So what makes a country happy? The report looks at six factors. Of these, two are measured quantitatively – GDP per capita adjusted for real purchasing-power and life expectancy at birth. The other four factors are measured by answers to the following question: If you were in trouble, do you have relatives or friends you can count on? Are you satisfied with your freedom to choose what you do with your life? Have you donated money to a charity in the past month? Is corruption widespread throughout the government? Is corruption widespread within businesses? These six factors explain levels of happiness in most countries. The largest single contributor to happiness comes from the existence of good social support systems which account for 34 percent, followed by GDP per capita (26 percent), life expectancy (21 percent), freedom (11 percent), generosity (five percent), and lack of corruption (three percent). In most South Asia these six factors account for 70-80 percent of the happiness score of countries.
In Pakistan, however, these six factors taken together do not explain even half of our happiness score. It is something apart for the usual things (income, health, social security) that makes Pakistanis happy. So what is it? We are free to speculate but my guess it is the music, the optimistic and cheerful nature of Pakistani people, the feeling that things are getting better, and the close relationship Pakistanis have with family, friends and community. These are things which make Pakistanis unique and something we need to recognise and cherish.
The report also compares countries’ happiness scores between 2005-8 and 2016-18. Over this period Pakistan has increased its happiness score significantly (by 0.703 on a scale from 0-10). This has placed it number 20 on the list of counties that have grown happier. Again the same question comes to mind – what has made Pakistanis happier over the last 10-12 years? Some answers come to mind such as the improved law and order situation; better roads, electricity supply and the cellular phone network; and the ability to change governments peacefully through the ballot box.

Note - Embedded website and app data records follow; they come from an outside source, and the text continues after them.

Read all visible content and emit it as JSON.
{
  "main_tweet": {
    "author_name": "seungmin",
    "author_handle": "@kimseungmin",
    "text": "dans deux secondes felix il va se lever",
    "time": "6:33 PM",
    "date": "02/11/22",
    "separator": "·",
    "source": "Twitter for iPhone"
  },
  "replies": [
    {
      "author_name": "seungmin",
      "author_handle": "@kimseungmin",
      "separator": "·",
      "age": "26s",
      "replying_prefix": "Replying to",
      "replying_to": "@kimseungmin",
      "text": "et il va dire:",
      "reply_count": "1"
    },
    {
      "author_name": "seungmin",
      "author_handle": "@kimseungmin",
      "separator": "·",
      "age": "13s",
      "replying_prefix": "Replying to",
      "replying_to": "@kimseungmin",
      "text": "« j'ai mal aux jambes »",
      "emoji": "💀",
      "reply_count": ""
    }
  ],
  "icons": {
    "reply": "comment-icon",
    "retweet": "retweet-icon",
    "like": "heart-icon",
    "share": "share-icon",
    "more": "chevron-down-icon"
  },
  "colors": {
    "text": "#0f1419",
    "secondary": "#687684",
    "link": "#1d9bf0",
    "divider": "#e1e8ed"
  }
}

While the report does not answer the question about why Pakistanis are happy and have been getting happier, it does have two messages that are very important for families as well as policy makers. First, that the increasing amount of time spent on social media, especially by adolescents, reduces time spent on happiness enhancing activities such as being with friends and family. Pakistani families need to take note and act accordingly. Second, mental health and associated addictions for example to food, internet usage or drugs create crushing unhappiness. In Pakistan neither public health policies nor social norms recognize that metal health is as important as physical health. This is something that needs a lot more attention than it gets.
Another interesting finding from the report is that happiness in India between 2015 and 2018 fell significantly (by 1.137). This places it among the top of the league table of countries that have become unhappier alongside Venezuela, Yemen, Central African Republic and Greece.
The report suggests that unhappier people hold more populist and authoritarian attitudes. Probably the success of the BJP, and other populist and nationalist parties, has been their ability to target the unhappiness and anger of voters.
The writer is a former member of United Nations staff
І’m gone to convey my littⅼe bгother, that he ѕhould also pay a visit this blօg on reɡular basis
to taқe updated from most up-to-dаtе informɑtion.